Chicago soybeans rose for a second session on Wednesday, remaining close to a two-year peak due to concerns over a dry growing-season in the U.S. Midwest and following crop losses in Argentina.

Corn dipped after climbing for the past two days, while wheat edged higher, recouping some of the losses suffered in the last four sessions of decline.

The Chicago Board of Trade most-active soybean contract had climbed 0.3 percent to $11.73-1/2 a bushel by 0215 GMT. The market climbed to a two-year high of $12.08-1/2 a bushel last week.

Corn gave up 0.2 percent to $4.35-3/4 a bushel and wheat added 0.1 percent to $4.85-1/2 a bushel.

Forecasters said the La Nina weather pattern would result in dry weather across much of the U.S. Midwest, which could reduce corn and soybean production.

"The Australian Bureau of Meteorology is calling for 50 percent chances of La Nina weather which is good for crops in Australia, India and other parts of Southeast Asia," said Phin Ziebell, agribusiness economist at National Australia Bank.

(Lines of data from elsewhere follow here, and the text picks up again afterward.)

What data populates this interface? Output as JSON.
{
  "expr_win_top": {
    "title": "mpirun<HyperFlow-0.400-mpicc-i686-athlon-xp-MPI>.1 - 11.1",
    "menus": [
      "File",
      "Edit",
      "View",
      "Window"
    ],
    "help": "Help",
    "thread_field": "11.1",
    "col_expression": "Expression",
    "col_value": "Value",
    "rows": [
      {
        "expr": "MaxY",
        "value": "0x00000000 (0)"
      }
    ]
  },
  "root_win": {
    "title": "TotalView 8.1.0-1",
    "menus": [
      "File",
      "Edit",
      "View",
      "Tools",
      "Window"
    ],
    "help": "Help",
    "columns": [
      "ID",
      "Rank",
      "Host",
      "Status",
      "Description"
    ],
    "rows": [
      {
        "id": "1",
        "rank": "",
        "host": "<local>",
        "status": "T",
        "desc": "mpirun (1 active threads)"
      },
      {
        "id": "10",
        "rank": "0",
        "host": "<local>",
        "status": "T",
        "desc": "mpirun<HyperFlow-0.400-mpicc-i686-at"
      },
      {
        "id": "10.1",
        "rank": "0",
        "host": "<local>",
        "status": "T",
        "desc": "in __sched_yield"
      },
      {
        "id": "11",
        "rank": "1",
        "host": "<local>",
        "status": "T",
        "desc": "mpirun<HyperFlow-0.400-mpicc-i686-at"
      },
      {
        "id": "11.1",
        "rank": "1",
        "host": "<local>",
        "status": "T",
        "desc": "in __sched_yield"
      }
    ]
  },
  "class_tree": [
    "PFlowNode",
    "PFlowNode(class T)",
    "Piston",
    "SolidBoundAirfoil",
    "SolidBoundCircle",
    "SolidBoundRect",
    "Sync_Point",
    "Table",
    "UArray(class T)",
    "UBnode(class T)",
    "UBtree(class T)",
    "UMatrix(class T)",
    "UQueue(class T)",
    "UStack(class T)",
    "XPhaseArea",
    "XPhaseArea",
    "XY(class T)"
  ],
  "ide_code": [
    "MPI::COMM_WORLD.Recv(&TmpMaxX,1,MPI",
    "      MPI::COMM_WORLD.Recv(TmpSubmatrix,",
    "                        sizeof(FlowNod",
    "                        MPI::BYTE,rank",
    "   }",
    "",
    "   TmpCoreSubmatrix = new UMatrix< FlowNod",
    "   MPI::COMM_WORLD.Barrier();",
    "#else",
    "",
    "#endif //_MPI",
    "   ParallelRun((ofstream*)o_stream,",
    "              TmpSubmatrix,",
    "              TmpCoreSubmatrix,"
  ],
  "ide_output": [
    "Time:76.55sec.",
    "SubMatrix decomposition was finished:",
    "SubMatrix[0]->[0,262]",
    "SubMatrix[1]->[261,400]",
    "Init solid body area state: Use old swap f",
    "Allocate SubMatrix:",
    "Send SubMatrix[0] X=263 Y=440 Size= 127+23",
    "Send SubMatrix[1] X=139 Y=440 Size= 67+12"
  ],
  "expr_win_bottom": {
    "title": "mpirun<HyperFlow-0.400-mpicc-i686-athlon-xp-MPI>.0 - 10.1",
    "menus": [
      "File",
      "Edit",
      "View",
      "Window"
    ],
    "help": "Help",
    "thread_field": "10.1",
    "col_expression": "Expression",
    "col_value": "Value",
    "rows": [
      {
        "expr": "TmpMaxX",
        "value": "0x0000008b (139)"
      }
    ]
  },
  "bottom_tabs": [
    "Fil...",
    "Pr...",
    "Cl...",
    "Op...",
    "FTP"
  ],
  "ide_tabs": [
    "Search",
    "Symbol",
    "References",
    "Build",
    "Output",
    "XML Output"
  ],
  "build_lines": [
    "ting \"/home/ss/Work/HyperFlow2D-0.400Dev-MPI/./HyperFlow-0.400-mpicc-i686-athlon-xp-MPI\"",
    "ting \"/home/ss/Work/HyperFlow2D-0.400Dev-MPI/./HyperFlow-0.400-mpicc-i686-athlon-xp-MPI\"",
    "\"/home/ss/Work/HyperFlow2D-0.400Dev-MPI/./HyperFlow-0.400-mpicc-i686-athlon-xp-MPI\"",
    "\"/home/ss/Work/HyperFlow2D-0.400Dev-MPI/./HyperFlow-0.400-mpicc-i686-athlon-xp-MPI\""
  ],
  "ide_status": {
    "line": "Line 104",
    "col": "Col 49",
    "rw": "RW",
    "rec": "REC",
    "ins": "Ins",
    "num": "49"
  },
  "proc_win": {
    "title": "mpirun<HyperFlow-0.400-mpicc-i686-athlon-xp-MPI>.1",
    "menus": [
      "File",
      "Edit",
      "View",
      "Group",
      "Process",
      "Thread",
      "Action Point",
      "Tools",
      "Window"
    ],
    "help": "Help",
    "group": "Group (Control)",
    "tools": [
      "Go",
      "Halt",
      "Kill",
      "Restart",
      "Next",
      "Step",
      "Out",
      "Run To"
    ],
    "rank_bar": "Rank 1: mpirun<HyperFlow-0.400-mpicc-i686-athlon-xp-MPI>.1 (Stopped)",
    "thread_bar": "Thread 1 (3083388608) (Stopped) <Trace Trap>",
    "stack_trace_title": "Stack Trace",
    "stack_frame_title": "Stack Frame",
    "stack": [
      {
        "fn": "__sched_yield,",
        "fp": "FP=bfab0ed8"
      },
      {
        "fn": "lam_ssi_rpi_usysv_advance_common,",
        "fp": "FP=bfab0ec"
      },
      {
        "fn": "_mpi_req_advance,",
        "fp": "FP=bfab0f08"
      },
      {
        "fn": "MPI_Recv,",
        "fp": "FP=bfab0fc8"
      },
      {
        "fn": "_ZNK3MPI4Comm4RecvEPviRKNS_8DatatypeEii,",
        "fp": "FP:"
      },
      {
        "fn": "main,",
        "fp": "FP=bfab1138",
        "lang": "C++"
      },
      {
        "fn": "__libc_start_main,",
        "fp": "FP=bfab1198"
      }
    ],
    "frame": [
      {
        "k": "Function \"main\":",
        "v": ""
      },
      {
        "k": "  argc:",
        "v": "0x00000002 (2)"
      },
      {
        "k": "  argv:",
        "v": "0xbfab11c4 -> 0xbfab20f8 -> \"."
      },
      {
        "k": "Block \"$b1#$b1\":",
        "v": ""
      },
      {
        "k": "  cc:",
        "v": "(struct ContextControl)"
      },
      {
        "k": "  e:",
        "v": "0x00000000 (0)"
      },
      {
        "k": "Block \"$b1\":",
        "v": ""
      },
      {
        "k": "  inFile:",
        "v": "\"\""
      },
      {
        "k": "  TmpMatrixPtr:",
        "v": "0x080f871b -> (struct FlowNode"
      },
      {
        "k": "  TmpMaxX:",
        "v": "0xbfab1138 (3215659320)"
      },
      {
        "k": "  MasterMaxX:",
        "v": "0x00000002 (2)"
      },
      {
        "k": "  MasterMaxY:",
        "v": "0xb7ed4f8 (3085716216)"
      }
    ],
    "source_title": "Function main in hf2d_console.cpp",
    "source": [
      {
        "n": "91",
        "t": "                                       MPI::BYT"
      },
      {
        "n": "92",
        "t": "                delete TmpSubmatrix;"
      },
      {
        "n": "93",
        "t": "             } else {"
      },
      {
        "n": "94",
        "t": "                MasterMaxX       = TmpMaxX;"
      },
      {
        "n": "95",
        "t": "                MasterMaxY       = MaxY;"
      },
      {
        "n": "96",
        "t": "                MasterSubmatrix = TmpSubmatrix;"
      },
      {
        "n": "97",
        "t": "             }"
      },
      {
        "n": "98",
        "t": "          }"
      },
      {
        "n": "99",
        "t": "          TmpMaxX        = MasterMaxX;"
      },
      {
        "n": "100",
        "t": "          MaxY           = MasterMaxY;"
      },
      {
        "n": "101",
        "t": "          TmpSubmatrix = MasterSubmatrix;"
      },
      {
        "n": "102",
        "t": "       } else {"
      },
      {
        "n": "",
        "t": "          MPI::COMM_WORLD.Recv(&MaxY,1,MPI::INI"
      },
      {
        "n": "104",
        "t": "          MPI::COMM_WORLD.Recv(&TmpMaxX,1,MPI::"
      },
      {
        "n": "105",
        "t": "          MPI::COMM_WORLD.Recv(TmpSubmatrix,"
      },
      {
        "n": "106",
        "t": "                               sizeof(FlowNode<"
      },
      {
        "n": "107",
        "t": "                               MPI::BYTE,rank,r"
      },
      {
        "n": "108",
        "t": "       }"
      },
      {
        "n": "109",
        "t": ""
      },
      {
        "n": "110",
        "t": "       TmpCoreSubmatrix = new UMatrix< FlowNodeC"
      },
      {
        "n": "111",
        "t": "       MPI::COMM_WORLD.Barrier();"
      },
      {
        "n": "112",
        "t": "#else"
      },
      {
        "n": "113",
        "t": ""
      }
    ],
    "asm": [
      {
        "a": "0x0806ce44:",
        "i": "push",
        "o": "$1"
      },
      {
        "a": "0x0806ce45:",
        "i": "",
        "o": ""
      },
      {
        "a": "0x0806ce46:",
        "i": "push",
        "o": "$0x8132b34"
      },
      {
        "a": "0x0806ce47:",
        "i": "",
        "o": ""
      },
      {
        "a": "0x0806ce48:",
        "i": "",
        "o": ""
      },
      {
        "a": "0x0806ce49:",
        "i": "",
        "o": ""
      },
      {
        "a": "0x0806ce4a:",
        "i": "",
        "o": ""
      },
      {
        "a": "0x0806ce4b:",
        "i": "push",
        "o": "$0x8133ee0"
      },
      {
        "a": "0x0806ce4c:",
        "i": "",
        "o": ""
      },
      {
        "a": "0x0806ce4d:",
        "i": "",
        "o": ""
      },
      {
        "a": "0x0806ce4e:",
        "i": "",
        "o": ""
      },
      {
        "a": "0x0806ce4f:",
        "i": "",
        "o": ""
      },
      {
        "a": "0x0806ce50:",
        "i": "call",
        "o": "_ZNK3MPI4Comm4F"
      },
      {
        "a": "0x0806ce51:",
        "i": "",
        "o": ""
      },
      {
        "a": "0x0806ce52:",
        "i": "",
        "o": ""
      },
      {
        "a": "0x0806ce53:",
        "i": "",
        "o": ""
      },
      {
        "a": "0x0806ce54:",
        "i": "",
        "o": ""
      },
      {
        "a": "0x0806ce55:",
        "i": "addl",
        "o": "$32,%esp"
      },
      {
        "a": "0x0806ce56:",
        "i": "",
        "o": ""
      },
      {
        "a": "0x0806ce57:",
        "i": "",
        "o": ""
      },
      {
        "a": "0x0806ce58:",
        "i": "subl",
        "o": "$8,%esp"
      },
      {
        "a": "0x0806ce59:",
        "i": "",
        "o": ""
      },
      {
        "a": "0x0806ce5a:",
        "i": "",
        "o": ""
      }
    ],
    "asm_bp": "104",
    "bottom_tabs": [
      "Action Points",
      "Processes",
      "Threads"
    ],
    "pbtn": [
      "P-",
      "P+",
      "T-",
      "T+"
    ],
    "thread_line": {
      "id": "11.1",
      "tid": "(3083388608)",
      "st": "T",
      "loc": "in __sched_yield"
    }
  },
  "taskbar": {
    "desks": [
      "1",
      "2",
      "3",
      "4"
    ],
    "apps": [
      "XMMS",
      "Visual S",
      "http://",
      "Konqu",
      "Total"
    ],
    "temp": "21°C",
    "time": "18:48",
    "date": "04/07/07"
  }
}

"But it means less favorable conditions for the United States and South America which is supportive for corn and soybeans."

Earlier this year, unseasonal rains across Argentina's soybean belt caused widespread crop damage. Brazil, the world's second largest corn importer, turned into an importer after lower production due to a drought.

Corn has rallied despite relatively strong crop condition ratings. The U.S. Department of Agriculture late Monday rated 75 percent of the U.S. corn crop as good-to-excellent, unchanged from the previous week and above an average of analysts' expectations for 74 percent.

Rain is needed in parts of the eastern Midwest and the Mississippi River Delta.

The wheat market has faced pressure from ample world supplies and expectations of a bumper harvest of the U.S. winter crop.

The USDA said the U.S. winter wheat harvest was 11-percent complete as of Sunday, up from 2 percent the previous week.

Commodity funds were net buyers of CBOT futures contracts on Tuesday and net sellers of wheat. Trade estimates of fund selling in wheat ranged from 4,000 to 8,000 contracts, and in soybeans from even to net sellers of 5,000 contracts. Funds were seen as net sellers of 16,000 corn contracts.